Oil Prices: What’s Behind the Drop? Simple Economics

08-Jan-2016

The oil industry, with its history of booms and busts, is in its deepest downturn since the 1990s, if not earlier.

Earnings are down for companies that have made record profits in recent years, leading them to decommission nearly two-thirds of their rigs and sharply cut investments in exploration and production. More than 200,000 oil workers have lost their jobs, and manufacturing of drilling and production equipment has fallen sharply. 

The cause is the plunging price of a barrel of oil, which has been cut roughly in half since June 2014.

Prices have recovered a few times this year, but executives think it will be years before oil returns to $90 or $100 a barrel, pretty much the norm over the last decade.

Why has the price of oil been dropping so fast? Why now?

This a complicated question, but it boils down to the simple economics of supply and demand.

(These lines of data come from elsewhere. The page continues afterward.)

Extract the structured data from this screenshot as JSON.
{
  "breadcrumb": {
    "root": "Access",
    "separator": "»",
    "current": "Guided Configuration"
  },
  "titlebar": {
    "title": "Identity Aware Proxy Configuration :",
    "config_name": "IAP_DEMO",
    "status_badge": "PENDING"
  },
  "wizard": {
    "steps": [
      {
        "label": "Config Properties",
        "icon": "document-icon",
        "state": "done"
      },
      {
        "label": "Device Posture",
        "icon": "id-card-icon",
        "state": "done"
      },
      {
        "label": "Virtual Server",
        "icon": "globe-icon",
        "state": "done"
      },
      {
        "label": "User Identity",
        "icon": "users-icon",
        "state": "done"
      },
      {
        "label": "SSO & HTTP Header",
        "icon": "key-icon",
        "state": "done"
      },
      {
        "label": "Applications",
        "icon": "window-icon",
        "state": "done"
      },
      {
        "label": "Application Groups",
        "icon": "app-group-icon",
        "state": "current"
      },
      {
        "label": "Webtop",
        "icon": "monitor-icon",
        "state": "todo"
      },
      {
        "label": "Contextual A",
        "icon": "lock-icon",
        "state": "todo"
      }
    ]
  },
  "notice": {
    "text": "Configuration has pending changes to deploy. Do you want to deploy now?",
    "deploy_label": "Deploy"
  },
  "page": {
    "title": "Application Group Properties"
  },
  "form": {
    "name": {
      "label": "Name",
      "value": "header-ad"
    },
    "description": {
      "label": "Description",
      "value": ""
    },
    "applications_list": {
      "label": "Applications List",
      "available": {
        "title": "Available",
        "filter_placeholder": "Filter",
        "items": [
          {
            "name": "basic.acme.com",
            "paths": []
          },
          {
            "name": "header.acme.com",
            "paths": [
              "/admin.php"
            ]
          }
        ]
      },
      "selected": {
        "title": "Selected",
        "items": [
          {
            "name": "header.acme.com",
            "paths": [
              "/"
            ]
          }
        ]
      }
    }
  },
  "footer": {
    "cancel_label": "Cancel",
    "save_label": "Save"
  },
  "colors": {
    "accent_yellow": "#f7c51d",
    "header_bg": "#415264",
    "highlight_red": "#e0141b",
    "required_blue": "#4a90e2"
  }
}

United States domestic production has nearly doubled over the last six years, pushing out oil imports that need to find another home. Saudi, Nigerian and Algerian oil that once was sold in the United States is suddenly competing for Asian markets, and the producers are forced to drop prices. Canadian and Iraqi oil production and exports are rising year after year. Even the Russians, with all their economic problems, manage to keep pumping.

There are signs, however, that production is falling in the United States and some other oil-producing countries because of the drop in exploration investments. (by  CLIFFORD KRAUSS, New York Times)